— WHAT YOU WILL DO —
For the material that follows, tally the lines holding "tests" and give the total alone.
[Opening RECORDS SHOWN section]
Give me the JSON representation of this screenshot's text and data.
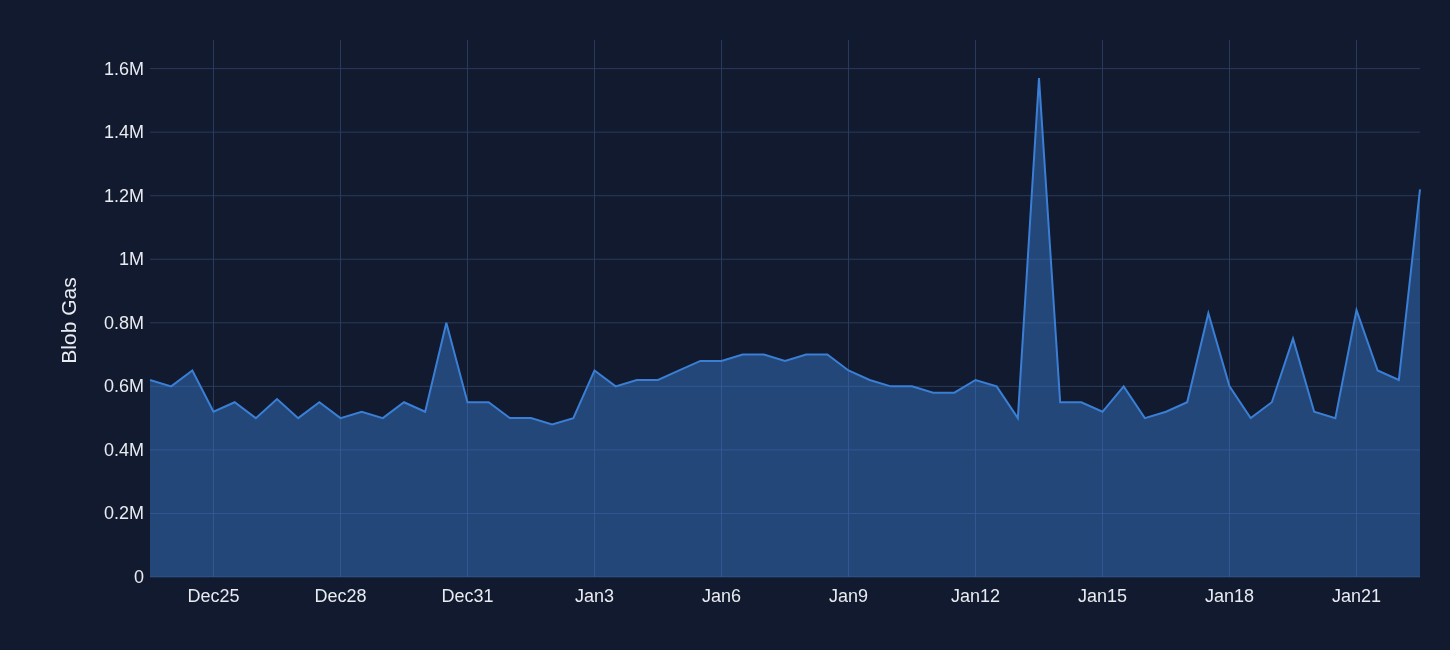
{
  "chart_data": {
    "type": "area",
    "ylabel": "Blob Gas",
    "grid": true,
    "categories": [
      null,
      null,
      null,
      "Dec25",
      null,
      null,
      null,
      null,
      null,
      "Dec28",
      null,
      null,
      null,
      null,
      null,
      "Dec31",
      null,
      null,
      null,
      null,
      null,
      "Jan3",
      null,
      null,
      null,
      null,
      null,
      "Jan6",
      null,
      null,
      null,
      null,
      null,
      "Jan9",
      null,
      null,
      null,
      null,
      null,
      "Jan12",
      null,
      null,
      null,
      null,
      null,
      "Jan15",
      null,
      null,
      null,
      null,
      null,
      "Jan18",
      null,
      null,
      null,
      null,
      null,
      "Jan21",
      null,
      null,
      null
    ],
    "series": [
      {
        "color": "#3a7fd5",
        "values": [
          0.62,
          0.6,
          0.65,
          0.52,
          0.55,
          0.5,
          0.56,
          0.5,
          0.55,
          0.5,
          0.52,
          0.5,
          0.55,
          0.52,
          0.8,
          0.55,
          0.55,
          0.5,
          0.5,
          0.48,
          0.5,
          0.65,
          0.6,
          0.62,
          0.62,
          0.65,
          0.68,
          0.68,
          0.7,
          0.7,
          0.68,
          0.7,
          0.7,
          0.65,
          0.62,
          0.6,
          0.6,
          0.58,
          0.58,
          0.62,
          0.6,
          0.5,
          1.57,
          0.55,
          0.55,
          0.52,
          0.6,
          0.5,
          0.52,
          0.55,
          0.83,
          0.6,
          0.5,
          0.55,
          0.75,
          0.52,
          0.5,
          0.84,
          0.65,
          0.62,
          1.22
        ]
      }
    ],
    "ylim": [
      0,
      1.69
    ],
    "yticks": [
      {
        "value": 0,
        "label": "0"
      },
      {
        "value": 0.2,
        "label": "0.2M"
      },
      {
        "value": 0.4,
        "label": "0.4M"
      },
      {
        "value": 0.6,
        "label": "0.6M"
      },
      {
        "value": 0.8,
        "label": "0.8M"
      },
      {
        "value": 1,
        "label": "1M"
      },
      {
        "value": 1.2,
        "label": "1.2M"
      },
      {
        "value": 1.4,
        "label": "1.4M"
      },
      {
        "value": 1.6,
        "label": "1.6M"
      }
    ]
  }
}
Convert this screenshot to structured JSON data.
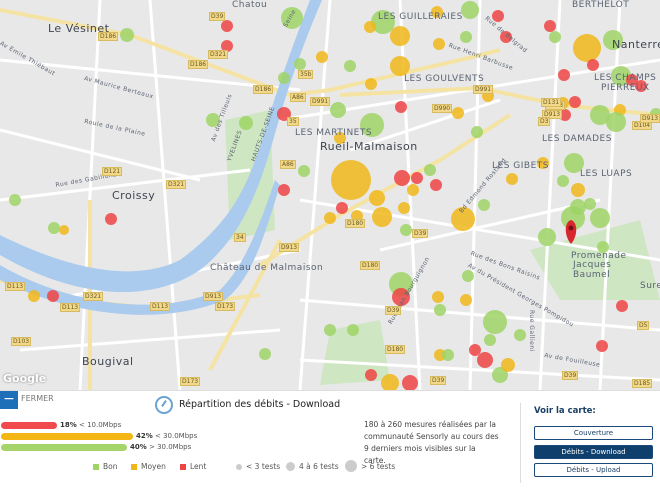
{
  "map": {
    "places": [
      "Le Vésinet",
      "Chatou",
      "LES GUILLERAIES",
      "Nanterre",
      "LES GOULVENTS",
      "LES CHAMPS",
      "PIERREUX",
      "LES MARTINETS",
      "Rueil-Malmaison",
      "LES DAMADES",
      "LES GIBETS",
      "LES LUAPS",
      "Croissy",
      "Château de Malmaison",
      "Promenade",
      "Jacques",
      "Baumel",
      "Bougival",
      "BERTHELOT",
      "Sure"
    ],
    "streets": [
      "Av Emile Thiébaut",
      "Av Maurice Berteaux",
      "Roule de la Plaine",
      "Rue des Gabillons",
      "Av des Tilleuls",
      "YVELINES",
      "HAUTS-DE-SEINE",
      "Seine",
      "Rue Henri Barbusse",
      "Rue de Belgrad",
      "Rue des Bons Raisins",
      "Av du Président Georges Pompidou",
      "Rue Jean Bourguignon",
      "Av de Fouilleuse",
      "Rue Gallieni",
      "Bd Edmond Rostand"
    ],
    "roads": [
      "D186",
      "D321",
      "D39",
      "D186",
      "D186",
      "A86",
      "D991",
      "35b",
      "35",
      "A86",
      "D121",
      "D321",
      "D113",
      "D113",
      "D321",
      "D103",
      "D113",
      "D913",
      "D173",
      "D173",
      "34",
      "D913",
      "D991",
      "D990",
      "D913",
      "D131",
      "D913",
      "D3",
      "D180",
      "D180",
      "D180",
      "D39",
      "D39",
      "D39",
      "D39",
      "D5",
      "D104",
      "D913",
      "D185"
    ],
    "attribution": "Google"
  },
  "panel": {
    "close_label": "FERMER",
    "title": "Répartition des débits - Download",
    "bars": [
      {
        "pct": 18,
        "pct_label": "18%",
        "range": "< 10.0Mbps",
        "color": "#f04a4f"
      },
      {
        "pct": 42,
        "pct_label": "42%",
        "range": "< 30.0Mbps",
        "color": "#f3b614"
      },
      {
        "pct": 40,
        "pct_label": "40%",
        "range": "> 30.0Mbps",
        "color": "#a4d46a"
      }
    ],
    "legend": {
      "good": "Bon",
      "medium": "Moyen",
      "slow": "Lent",
      "small": "< 3 tests",
      "mid": "4 à 6 tests",
      "large": "> 6 tests"
    },
    "colors": {
      "good": "#9ed365",
      "medium": "#f0b71a",
      "slow": "#ee4444"
    },
    "description": "180 à 260 mesures réalisées par la communauté Sensorly au cours des 9 derniers mois visibles sur la carte.",
    "voir_title": "Voir la carte:",
    "buttons": [
      "Couverture",
      "Débits - Download",
      "Débits - Upload"
    ]
  }
}
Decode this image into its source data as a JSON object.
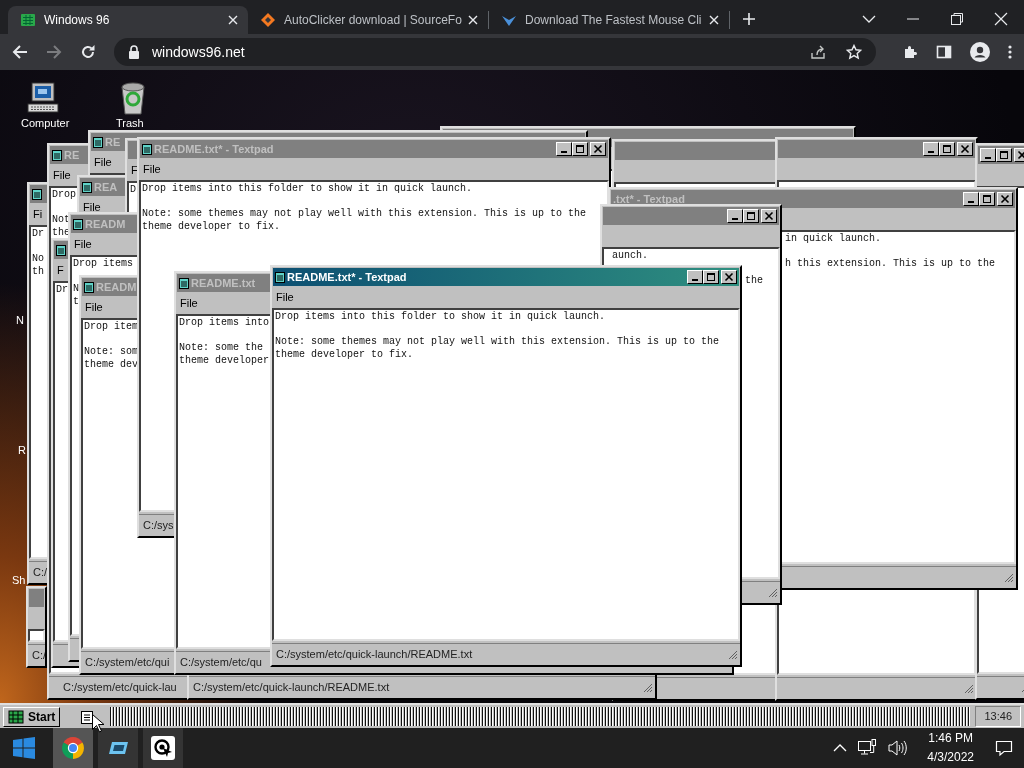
{
  "browser": {
    "tabs": [
      {
        "title": "Windows 96",
        "selected": true
      },
      {
        "title": "AutoClicker download | SourceFo",
        "selected": false
      },
      {
        "title": "Download The Fastest Mouse Cli",
        "selected": false
      }
    ],
    "address": "windows96.net"
  },
  "desktop": {
    "icons": [
      {
        "label": "Computer",
        "kind": "computer"
      },
      {
        "label": "Trash",
        "kind": "trash"
      }
    ],
    "cut_labels": [
      "N",
      "R",
      "Sh"
    ]
  },
  "windows": [
    {
      "active": false
    },
    {
      "active": false
    },
    {
      "active": false
    },
    {
      "active": false
    },
    {
      "active": false,
      "menu": "Fi",
      "paragraphs": [
        [
          "Dr"
        ],
        [
          "No",
          "th"
        ]
      ],
      "status": "C:/"
    },
    {
      "active": false,
      "status": "C:/"
    },
    {
      "active": false,
      "title": "RE",
      "menu": "File",
      "paragraphs": [
        [
          "Drop"
        ],
        [
          "Not",
          "the"
        ]
      ],
      "status": "C:/system/etc/quick-lau"
    },
    {
      "active": false,
      "title": "RE",
      "menu": "File"
    },
    {
      "active": false,
      "title": "REA",
      "menu": "File"
    },
    {
      "active": false,
      "menu": "F",
      "paragraphs": [
        [
          "D"
        ]
      ]
    },
    {
      "active": false,
      "menu": "F",
      "paragraphs": [
        [
          "Dr"
        ]
      ]
    },
    {
      "active": false,
      "title": "READM",
      "menu": "File",
      "paragraphs": [
        [
          "Drop items"
        ],
        [
          "N",
          "t"
        ]
      ]
    },
    {
      "status": "C:/system/etc/quick-launch/README.txt"
    },
    {
      "active": false,
      "title": "README.txt* - Textpad",
      "menu": "File",
      "paragraphs": [
        [
          "Drop items into this folder to show it in quick launch."
        ],
        [
          "Note: some themes may not play well with this extension. This is up to the",
          "theme developer to fix."
        ]
      ],
      "status": "C:/sys"
    },
    {
      "active": false,
      "title": "READM",
      "menu": "File",
      "paragraphs": [
        [
          "Drop item"
        ],
        [
          "Note: som",
          "theme dev"
        ]
      ],
      "status": "C:/system/etc/qui"
    },
    {
      "active": false,
      "title": ".txt* - Textpad",
      "paragraphs": [
        [
          "in quick launch."
        ],
        [
          "h this extension. This is up to the"
        ]
      ]
    },
    {
      "active": false,
      "paragraphs": [
        [
          "aunch."
        ],
        [
          "the"
        ]
      ]
    },
    {
      "active": false,
      "title": "README.txt",
      "menu": "File",
      "paragraphs": [
        [
          "Drop items into"
        ],
        [
          "Note: some the",
          "theme developer"
        ]
      ],
      "status": "C:/system/etc/qu"
    },
    {
      "active": true,
      "title": "README.txt* - Textpad",
      "menu": "File",
      "paragraphs": [
        [
          "Drop items into this folder to show it in quick launch."
        ],
        [
          "Note: some themes may not play well with this extension. This is up to the",
          "theme developer to fix."
        ]
      ],
      "status": "C:/system/etc/quick-launch/README.txt"
    }
  ],
  "taskbar96": {
    "start": "Start",
    "clock": "13:46"
  },
  "taskbar": {
    "apps": [
      {
        "kind": "browser",
        "selected": true
      },
      {
        "kind": "app",
        "selected": false
      },
      {
        "kind": "clicker",
        "selected": false
      }
    ],
    "time": "1:46 PM",
    "date": "4/3/2022"
  }
}
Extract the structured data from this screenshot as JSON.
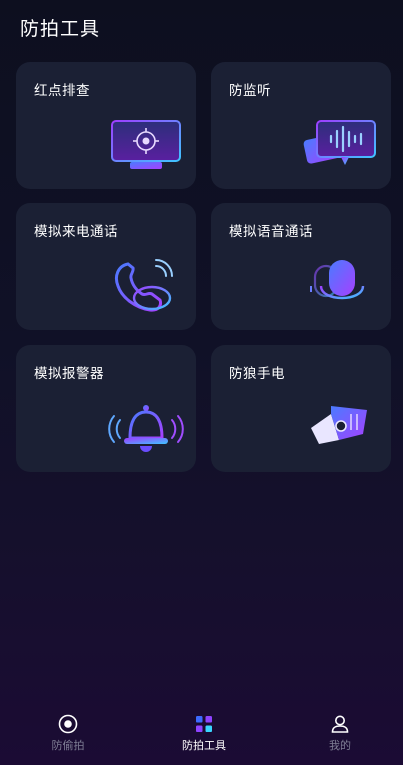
{
  "header": {
    "title": "防拍工具"
  },
  "cards": [
    {
      "label": "红点排查",
      "icon": "red-dot-scan-icon"
    },
    {
      "label": "防监听",
      "icon": "anti-eavesdrop-icon"
    },
    {
      "label": "模拟来电通话",
      "icon": "fake-call-icon"
    },
    {
      "label": "模拟语音通话",
      "icon": "fake-voice-call-icon"
    },
    {
      "label": "模拟报警器",
      "icon": "alarm-bell-icon"
    },
    {
      "label": "防狼手电",
      "icon": "flashlight-icon"
    }
  ],
  "tabbar": {
    "items": [
      {
        "label": "防偷拍",
        "icon": "camera-lens-icon",
        "active": false
      },
      {
        "label": "防拍工具",
        "icon": "tools-grid-icon",
        "active": true
      },
      {
        "label": "我的",
        "icon": "profile-icon",
        "active": false
      }
    ]
  },
  "colors": {
    "accent_blue": "#3d6bff",
    "accent_purple": "#8e43ff",
    "accent_cyan": "#3ad6ff",
    "card_bg": "#1b2034"
  }
}
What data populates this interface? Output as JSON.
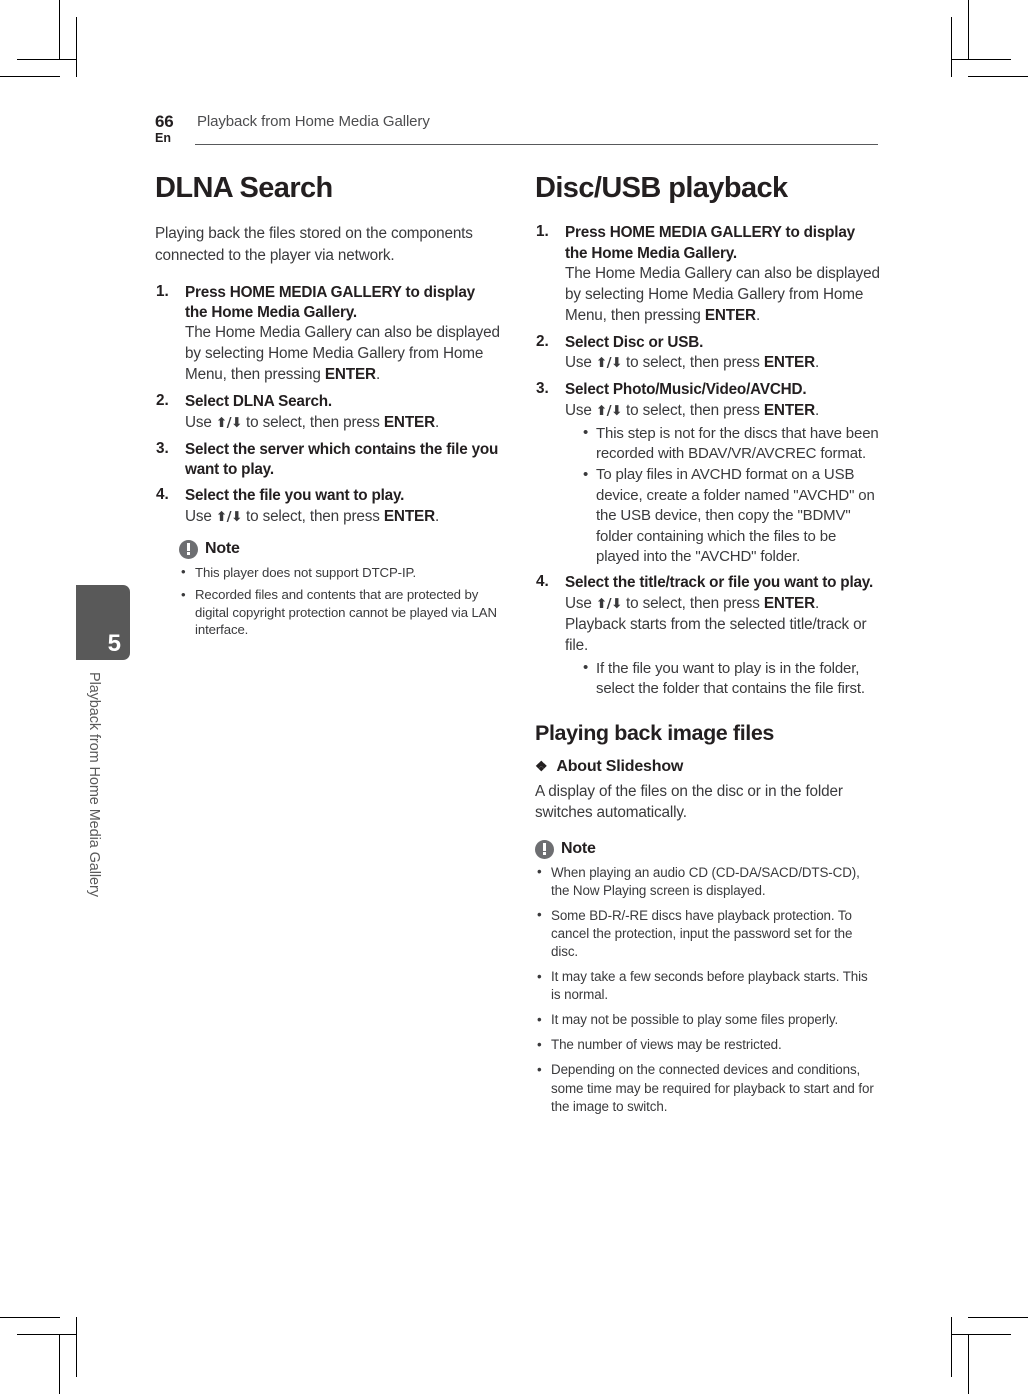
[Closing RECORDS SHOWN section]
— RESULT FOR THIS TASK —
3